Check every line of the entries that follow, and copy the ones containing "JSON".

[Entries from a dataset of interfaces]
- Opening Delimiter -

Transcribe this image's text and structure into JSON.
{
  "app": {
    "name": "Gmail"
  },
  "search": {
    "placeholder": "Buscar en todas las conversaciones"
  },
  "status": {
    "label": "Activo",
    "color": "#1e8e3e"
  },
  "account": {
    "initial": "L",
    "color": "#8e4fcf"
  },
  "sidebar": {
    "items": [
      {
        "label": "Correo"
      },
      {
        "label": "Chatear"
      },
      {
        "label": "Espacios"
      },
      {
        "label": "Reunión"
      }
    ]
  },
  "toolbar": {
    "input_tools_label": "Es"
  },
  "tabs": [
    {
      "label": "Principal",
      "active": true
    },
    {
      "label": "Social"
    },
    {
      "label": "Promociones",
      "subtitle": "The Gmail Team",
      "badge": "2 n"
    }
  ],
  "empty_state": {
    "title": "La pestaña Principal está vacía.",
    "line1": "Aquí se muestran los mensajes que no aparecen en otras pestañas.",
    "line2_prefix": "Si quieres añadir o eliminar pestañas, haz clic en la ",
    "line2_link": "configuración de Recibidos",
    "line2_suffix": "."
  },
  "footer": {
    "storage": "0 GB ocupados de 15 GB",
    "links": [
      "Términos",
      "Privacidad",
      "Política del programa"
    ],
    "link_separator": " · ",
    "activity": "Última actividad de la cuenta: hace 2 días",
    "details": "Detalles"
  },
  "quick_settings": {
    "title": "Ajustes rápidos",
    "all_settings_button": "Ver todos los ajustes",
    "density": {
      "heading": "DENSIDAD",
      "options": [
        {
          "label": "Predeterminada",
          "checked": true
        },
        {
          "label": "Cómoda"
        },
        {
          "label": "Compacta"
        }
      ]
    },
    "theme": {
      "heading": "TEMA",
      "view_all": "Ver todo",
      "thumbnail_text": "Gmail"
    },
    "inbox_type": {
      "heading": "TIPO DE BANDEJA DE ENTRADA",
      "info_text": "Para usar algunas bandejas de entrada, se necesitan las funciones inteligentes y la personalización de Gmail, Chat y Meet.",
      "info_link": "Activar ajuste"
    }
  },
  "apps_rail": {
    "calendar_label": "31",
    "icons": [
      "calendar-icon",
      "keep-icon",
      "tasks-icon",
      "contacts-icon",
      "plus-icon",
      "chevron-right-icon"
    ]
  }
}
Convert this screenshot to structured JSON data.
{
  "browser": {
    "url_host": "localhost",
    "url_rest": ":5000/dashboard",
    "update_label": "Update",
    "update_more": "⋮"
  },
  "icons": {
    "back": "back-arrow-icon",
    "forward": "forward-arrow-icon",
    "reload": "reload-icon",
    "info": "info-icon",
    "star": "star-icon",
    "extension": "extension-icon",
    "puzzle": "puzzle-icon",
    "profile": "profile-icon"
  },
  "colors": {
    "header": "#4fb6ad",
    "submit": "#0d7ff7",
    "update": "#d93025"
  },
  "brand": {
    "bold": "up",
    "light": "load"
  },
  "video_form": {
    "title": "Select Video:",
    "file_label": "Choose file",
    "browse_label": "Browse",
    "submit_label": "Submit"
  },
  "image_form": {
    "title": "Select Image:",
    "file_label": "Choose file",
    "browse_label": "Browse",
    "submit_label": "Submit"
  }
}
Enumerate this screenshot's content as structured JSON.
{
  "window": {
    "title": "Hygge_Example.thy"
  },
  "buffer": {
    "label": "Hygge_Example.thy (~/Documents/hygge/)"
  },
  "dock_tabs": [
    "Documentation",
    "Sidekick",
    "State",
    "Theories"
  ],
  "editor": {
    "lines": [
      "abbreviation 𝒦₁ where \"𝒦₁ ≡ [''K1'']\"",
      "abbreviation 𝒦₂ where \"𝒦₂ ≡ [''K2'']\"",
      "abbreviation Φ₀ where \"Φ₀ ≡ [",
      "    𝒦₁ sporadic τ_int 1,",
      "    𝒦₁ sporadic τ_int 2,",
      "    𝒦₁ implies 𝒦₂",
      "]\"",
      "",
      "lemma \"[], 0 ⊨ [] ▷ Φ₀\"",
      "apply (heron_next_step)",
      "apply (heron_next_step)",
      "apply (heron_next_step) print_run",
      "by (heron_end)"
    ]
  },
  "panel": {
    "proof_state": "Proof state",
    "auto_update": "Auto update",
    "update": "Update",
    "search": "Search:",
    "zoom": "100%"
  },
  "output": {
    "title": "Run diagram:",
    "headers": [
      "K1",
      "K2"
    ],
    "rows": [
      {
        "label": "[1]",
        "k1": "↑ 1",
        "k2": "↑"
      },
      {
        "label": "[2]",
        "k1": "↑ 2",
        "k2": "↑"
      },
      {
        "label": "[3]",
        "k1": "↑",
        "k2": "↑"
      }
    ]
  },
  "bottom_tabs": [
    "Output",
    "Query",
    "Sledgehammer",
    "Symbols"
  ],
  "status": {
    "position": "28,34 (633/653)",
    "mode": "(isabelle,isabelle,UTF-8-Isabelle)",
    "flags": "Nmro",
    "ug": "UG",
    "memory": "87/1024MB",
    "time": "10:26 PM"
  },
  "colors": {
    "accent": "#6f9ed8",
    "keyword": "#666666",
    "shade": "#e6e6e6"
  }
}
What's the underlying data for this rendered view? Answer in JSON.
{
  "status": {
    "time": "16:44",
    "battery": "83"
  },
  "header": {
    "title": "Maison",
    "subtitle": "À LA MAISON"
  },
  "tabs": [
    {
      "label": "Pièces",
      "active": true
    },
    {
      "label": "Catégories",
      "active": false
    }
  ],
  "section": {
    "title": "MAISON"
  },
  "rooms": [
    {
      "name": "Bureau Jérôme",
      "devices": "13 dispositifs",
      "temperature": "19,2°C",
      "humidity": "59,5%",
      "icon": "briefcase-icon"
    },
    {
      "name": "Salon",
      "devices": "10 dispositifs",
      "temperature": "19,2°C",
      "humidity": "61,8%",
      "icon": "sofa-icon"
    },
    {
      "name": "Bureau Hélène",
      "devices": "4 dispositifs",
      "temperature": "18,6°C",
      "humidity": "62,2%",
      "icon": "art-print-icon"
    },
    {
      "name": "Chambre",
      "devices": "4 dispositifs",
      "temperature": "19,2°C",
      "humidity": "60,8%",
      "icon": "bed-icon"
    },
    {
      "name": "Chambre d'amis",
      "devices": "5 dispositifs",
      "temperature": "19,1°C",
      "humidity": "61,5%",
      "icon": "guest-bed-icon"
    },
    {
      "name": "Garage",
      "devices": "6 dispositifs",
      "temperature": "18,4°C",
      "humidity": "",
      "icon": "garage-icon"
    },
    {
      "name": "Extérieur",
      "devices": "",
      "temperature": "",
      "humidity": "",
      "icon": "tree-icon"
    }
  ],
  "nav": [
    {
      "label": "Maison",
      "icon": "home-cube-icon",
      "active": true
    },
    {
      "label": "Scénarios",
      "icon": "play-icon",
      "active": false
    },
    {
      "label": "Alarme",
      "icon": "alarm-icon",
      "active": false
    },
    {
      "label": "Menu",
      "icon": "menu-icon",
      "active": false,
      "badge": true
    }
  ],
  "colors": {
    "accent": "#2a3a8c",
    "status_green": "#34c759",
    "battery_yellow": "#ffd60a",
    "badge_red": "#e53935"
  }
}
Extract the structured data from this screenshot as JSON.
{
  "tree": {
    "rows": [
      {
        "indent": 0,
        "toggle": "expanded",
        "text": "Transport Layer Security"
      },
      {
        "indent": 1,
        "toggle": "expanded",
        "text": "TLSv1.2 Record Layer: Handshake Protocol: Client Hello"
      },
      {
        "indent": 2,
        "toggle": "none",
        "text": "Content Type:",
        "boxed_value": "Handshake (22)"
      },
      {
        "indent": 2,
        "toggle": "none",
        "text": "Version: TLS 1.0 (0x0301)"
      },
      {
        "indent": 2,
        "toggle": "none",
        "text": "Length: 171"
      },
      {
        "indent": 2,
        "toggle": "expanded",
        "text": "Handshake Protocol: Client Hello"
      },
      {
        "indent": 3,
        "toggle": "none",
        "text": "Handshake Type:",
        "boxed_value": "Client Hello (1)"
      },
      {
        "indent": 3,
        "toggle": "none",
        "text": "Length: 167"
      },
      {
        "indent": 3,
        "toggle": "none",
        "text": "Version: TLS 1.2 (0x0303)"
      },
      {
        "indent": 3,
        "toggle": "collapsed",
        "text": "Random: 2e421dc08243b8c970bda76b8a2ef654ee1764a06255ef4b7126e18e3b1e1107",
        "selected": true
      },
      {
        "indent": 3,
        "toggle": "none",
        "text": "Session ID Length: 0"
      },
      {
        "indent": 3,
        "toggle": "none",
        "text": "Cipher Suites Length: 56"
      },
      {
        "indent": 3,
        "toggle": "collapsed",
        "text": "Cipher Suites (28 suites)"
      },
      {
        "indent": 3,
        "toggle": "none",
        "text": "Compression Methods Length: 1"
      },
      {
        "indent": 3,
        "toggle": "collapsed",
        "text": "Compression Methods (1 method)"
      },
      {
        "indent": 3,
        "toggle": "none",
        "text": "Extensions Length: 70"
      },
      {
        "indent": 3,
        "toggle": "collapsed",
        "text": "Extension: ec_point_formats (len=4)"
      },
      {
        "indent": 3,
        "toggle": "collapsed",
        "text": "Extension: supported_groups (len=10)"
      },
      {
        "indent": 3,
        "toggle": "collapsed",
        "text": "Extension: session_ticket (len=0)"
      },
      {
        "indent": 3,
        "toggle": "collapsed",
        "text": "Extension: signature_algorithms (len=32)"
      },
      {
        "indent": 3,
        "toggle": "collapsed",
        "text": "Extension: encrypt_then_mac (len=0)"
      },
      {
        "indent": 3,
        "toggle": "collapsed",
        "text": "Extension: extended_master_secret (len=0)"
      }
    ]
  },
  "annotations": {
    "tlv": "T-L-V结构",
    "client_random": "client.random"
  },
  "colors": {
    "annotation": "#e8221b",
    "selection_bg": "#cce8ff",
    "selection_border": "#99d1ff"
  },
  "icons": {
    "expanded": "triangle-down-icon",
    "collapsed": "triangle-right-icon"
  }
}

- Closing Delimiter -

- Answer space:
Transcribe this image's text and structure into JSON.
Convert this screenshot to structured JSON data.
Enumerate this screenshot's content as structured JSON.
What's the underlying data for this rendered view? Answer in JSON.
Extract the structured data from this screenshot as JSON.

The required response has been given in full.